───── Raw data
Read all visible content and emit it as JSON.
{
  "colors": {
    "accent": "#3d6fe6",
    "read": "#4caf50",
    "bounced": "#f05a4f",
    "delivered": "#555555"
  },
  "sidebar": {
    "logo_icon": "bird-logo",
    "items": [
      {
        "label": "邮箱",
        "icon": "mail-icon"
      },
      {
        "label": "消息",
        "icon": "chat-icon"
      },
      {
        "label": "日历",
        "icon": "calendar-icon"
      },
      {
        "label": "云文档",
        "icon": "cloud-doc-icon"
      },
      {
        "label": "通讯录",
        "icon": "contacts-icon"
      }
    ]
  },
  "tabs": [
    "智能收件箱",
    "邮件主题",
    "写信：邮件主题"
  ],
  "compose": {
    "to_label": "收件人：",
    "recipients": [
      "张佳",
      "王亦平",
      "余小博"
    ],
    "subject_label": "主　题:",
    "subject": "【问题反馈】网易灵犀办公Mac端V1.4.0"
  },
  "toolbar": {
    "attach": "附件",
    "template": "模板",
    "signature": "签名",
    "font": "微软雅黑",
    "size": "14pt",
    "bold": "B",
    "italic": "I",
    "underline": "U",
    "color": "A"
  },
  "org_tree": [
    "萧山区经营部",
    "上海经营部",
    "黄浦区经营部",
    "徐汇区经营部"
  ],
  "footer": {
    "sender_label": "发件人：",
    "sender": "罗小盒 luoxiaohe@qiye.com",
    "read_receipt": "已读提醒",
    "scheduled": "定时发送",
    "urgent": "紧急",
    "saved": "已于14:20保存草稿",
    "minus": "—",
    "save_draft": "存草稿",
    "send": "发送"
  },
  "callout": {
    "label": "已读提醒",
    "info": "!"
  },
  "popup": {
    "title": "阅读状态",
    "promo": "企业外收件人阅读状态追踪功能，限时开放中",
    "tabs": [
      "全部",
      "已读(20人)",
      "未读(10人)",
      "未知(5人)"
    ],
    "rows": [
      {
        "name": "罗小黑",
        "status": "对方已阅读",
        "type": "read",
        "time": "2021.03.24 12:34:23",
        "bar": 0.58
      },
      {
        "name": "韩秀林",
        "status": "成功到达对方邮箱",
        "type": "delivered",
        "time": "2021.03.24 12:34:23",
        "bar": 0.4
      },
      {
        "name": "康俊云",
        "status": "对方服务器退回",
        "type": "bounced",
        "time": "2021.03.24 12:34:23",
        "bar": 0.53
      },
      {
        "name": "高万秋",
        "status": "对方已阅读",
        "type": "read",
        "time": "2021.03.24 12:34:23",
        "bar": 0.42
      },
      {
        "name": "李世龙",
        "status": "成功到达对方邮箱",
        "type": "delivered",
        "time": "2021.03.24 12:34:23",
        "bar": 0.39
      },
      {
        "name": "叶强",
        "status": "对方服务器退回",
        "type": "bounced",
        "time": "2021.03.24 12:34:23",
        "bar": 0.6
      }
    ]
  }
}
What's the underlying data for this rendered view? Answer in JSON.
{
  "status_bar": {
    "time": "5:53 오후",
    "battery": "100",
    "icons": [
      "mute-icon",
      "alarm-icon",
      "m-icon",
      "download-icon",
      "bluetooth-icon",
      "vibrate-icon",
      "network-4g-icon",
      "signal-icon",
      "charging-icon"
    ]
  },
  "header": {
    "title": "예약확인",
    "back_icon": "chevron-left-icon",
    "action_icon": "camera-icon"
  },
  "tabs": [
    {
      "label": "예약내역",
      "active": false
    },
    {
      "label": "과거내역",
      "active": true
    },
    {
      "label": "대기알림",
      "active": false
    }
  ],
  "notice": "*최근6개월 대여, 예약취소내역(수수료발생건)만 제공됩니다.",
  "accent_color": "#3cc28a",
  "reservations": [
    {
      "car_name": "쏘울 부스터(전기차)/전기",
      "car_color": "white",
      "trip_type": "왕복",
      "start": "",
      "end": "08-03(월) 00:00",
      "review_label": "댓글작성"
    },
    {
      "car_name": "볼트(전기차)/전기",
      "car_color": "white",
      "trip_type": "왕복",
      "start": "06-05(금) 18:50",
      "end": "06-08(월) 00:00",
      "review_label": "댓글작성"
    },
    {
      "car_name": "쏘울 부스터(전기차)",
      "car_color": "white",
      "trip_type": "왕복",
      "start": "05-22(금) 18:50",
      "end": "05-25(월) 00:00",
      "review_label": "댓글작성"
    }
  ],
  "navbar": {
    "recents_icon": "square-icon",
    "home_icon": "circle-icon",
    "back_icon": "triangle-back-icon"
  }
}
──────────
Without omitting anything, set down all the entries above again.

Read all visible content and emit it as JSON.
{
  "colors": {
    "accent": "#3d6fe6",
    "read": "#4caf50",
    "bounced": "#f05a4f",
    "delivered": "#555555"
  },
  "sidebar": {
    "logo_icon": "bird-logo",
    "items": [
      {
        "label": "邮箱",
        "icon": "mail-icon"
      },
      {
        "label": "消息",
        "icon": "chat-icon"
      },
      {
        "label": "日历",
        "icon": "calendar-icon"
      },
      {
        "label": "云文档",
        "icon": "cloud-doc-icon"
      },
      {
        "label": "通讯录",
        "icon": "contacts-icon"
      }
    ]
  },
  "tabs": [
    "智能收件箱",
    "邮件主题",
    "写信：邮件主题"
  ],
  "compose": {
    "to_label": "收件人：",
    "recipients": [
      "张佳",
      "王亦平",
      "余小博"
    ],
    "subject_label": "主　题:",
    "subject": "【问题反馈】网易灵犀办公Mac端V1.4.0"
  },
  "toolbar": {
    "attach": "附件",
    "template": "模板",
    "signature": "签名",
    "font": "微软雅黑",
    "size": "14pt",
    "bold": "B",
    "italic": "I",
    "underline": "U",
    "color": "A"
  },
  "org_tree": [
    "萧山区经营部",
    "上海经营部",
    "黄浦区经营部",
    "徐汇区经营部"
  ],
  "footer": {
    "sender_label": "发件人：",
    "sender": "罗小盒 luoxiaohe@qiye.com",
    "read_receipt": "已读提醒",
    "scheduled": "定时发送",
    "urgent": "紧急",
    "saved": "已于14:20保存草稿",
    "minus": "—",
    "save_draft": "存草稿",
    "send": "发送"
  },
  "callout": {
    "label": "已读提醒",
    "info": "!"
  },
  "popup": {
    "title": "阅读状态",
    "promo": "企业外收件人阅读状态追踪功能，限时开放中",
    "tabs": [
      "全部",
      "已读(20人)",
      "未读(10人)",
      "未知(5人)"
    ],
    "rows": [
      {
        "name": "罗小黑",
        "status": "对方已阅读",
        "type": "read",
        "time": "2021.03.24 12:34:23",
        "bar": 0.58
      },
      {
        "name": "韩秀林",
        "status": "成功到达对方邮箱",
        "type": "delivered",
        "time": "2021.03.24 12:34:23",
        "bar": 0.4
      },
      {
        "name": "康俊云",
        "status": "对方服务器退回",
        "type": "bounced",
        "time": "2021.03.24 12:34:23",
        "bar": 0.53
      },
      {
        "name": "高万秋",
        "status": "对方已阅读",
        "type": "read",
        "time": "2021.03.24 12:34:23",
        "bar": 0.42
      },
      {
        "name": "李世龙",
        "status": "成功到达对方邮箱",
        "type": "delivered",
        "time": "2021.03.24 12:34:23",
        "bar": 0.39
      },
      {
        "name": "叶强",
        "status": "对方服务器退回",
        "type": "bounced",
        "time": "2021.03.24 12:34:23",
        "bar": 0.6
      }
    ]
  }
}
What's the underlying data for this rendered view? Answer in JSON.
{
  "status_bar": {
    "time": "5:53 오후",
    "battery": "100",
    "icons": [
      "mute-icon",
      "alarm-icon",
      "m-icon",
      "download-icon",
      "bluetooth-icon",
      "vibrate-icon",
      "network-4g-icon",
      "signal-icon",
      "charging-icon"
    ]
  },
  "header": {
    "title": "예약확인",
    "back_icon": "chevron-left-icon",
    "action_icon": "camera-icon"
  },
  "tabs": [
    {
      "label": "예약내역",
      "active": false
    },
    {
      "label": "과거내역",
      "active": true
    },
    {
      "label": "대기알림",
      "active": false
    }
  ],
  "notice": "*최근6개월 대여, 예약취소내역(수수료발생건)만 제공됩니다.",
  "accent_color": "#3cc28a",
  "reservations": [
    {
      "car_name": "쏘울 부스터(전기차)/전기",
      "car_color": "white",
      "trip_type": "왕복",
      "start": "",
      "end": "08-03(월) 00:00",
      "review_label": "댓글작성"
    },
    {
      "car_name": "볼트(전기차)/전기",
      "car_color": "white",
      "trip_type": "왕복",
      "start": "06-05(금) 18:50",
      "end": "06-08(월) 00:00",
      "review_label": "댓글작성"
    },
    {
      "car_name": "쏘울 부스터(전기차)",
      "car_color": "white",
      "trip_type": "왕복",
      "start": "05-22(금) 18:50",
      "end": "05-25(월) 00:00",
      "review_label": "댓글작성"
    }
  ],
  "navbar": {
    "recents_icon": "square-icon",
    "home_icon": "circle-icon",
    "back_icon": "triangle-back-icon"
  }
}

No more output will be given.